VIDEO: Rescued Turtle Gets Wheelchair Made of LEGOs

 Photo: Maryland Zoo

Photo: Maryland Zoo

The Maryland Zoo in Baltimore got creative in its efforts to nurse an injured box turtle back to health. Zoo employees designed a LEGO wheelchair to allow the turtle to move around as he heals.

A zoo worker found the wild Eastern Box turtle in Druid Hill Park, adjacent to the Maryland Zoo in Baltimore’s Lower Jones Falls Watershed.

“He had multiple fractures on his plastron, the bottom part of his shell. Because of the unique placement of the fractures, we faced a difficult challenge with maintaining the turtle’s mobility while allowing him to heal properly,” says Dr. Ellen Bronson, the zoo’s senior director of animal health, conservation and research.

First, the veterinary team did surgery to stabilize the turtle’s fractured shell, using metal bone plates, sewing clasps and surgical wire to hold the pieces together.

“It was important to keep the bottom of the shell off the ground so it could heal properly,” said Garrett Fraess, veterinary extern at the Zoo. “They don’t make turtle-sized wheelchairs. So, we drew some sketches of a customized wheelchair and I sent them to a friend who is a LEGO® enthusiast.”

The turtle, who is about the size of a grapefruit, now has his own tiny, colorful wheelchair. It’s attached to him with plumbers’ putty.

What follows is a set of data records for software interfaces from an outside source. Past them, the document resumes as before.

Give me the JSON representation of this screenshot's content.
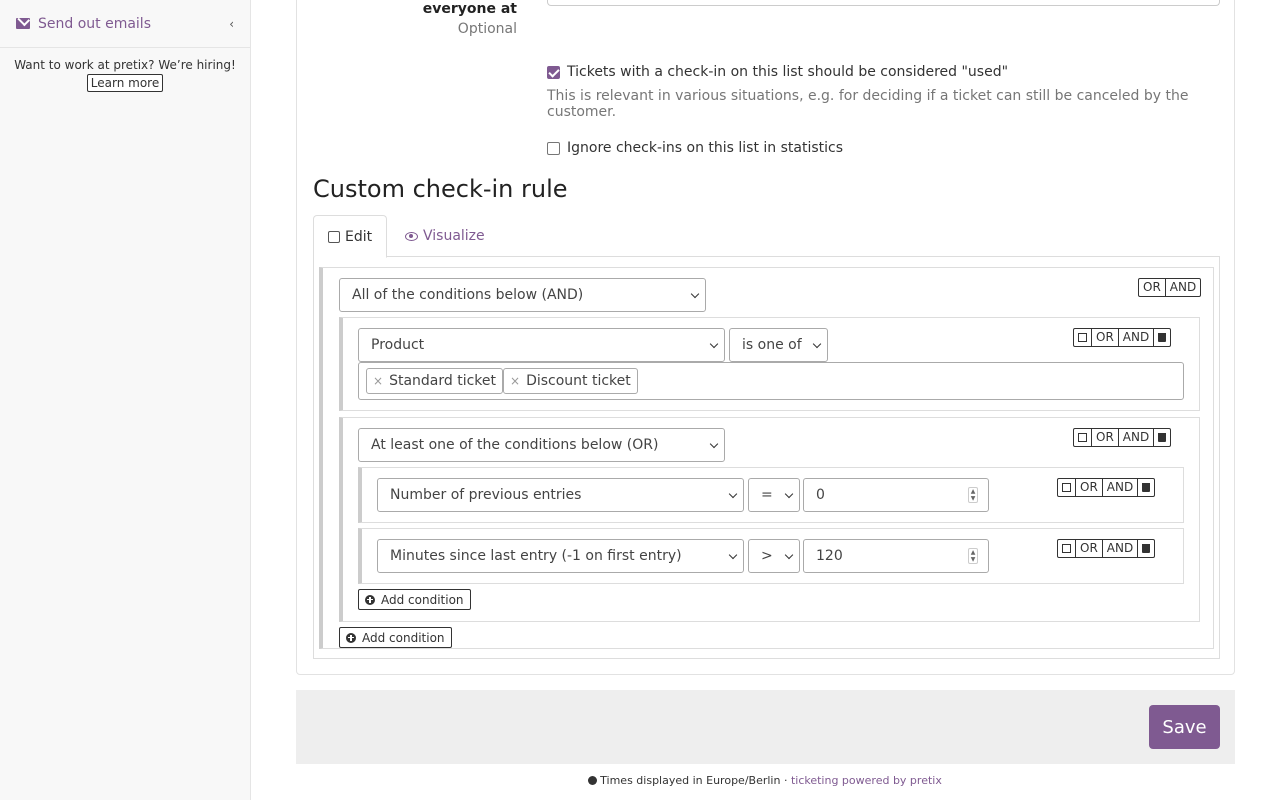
{
  "sidebar": {
    "send_emails": "Send out emails",
    "hiring_text": "Want to work at pretix? We’re hiring!",
    "learn_more": "Learn more"
  },
  "form": {
    "field_label": "everyone at",
    "field_optional": "Optional",
    "consider_used": {
      "label": "Tickets with a check-in on this list should be considered \"used\"",
      "checked": true,
      "help": "This is relevant in various situations, e.g. for deciding if a ticket can still be canceled by the customer."
    },
    "ignore_stats": {
      "label": "Ignore check-ins on this list in statistics",
      "checked": false
    }
  },
  "rules": {
    "title": "Custom check-in rule",
    "tabs": {
      "edit": "Edit",
      "visualize": "Visualize"
    },
    "root_select": "All of the conditions below (AND)",
    "product_select": "Product",
    "product_operator": "is one of",
    "product_tags": [
      "Standard ticket",
      "Discount ticket"
    ],
    "or_group_select": "At least one of the conditions below (OR)",
    "cond1": {
      "field": "Number of previous entries",
      "op": "=",
      "value": "0"
    },
    "cond2": {
      "field": "Minutes since last entry (-1 on first entry)",
      "op": ">",
      "value": "120"
    },
    "add_condition": "Add condition",
    "btn_or": "OR",
    "btn_and": "AND"
  },
  "actions": {
    "save": "Save"
  },
  "footer": {
    "timezone": "Times displayed in Europe/Berlin",
    "sep": " · ",
    "powered": "ticketing powered by pretix"
  },
  "colors": {
    "brand": "#7f5a91"
  }
}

See the turtle on the move in the video below:

“He never even hesitated,” said Fraess. “He took off and has been doing great. Turtles are really good at healing as long as the shell remains stable.”

The zoo explains that the wheelchair allows the turtle to exhibit his natural behaviors, like fully closing his shell if he feels threatened. Because turtles heal slowly due to their slow metabolism, the turtle will likely use his wheelchair into next spring.

The Maryland Zoo has led a Druid Hill Park Eastern box turtle monitoring project for the last 22 years. 132 wild turtles have been tagged and released, allowing zoo staff to track how the Maryland native species is thriving in an urban park setting.

The injured turtle had been originally tagged back in 2000, so the zoo knows he must be at least 18 years old.

“We are very happy that he is recovering well from his injuries and we plan to return him to the wild once he is fully healed,” says Bronson.

To help support “LEGO Turtle” and the rest of the Maryland Zoo’s animals, you can make a donation by clicking here.

-Meg Walburn Viviano

Bay Bulletin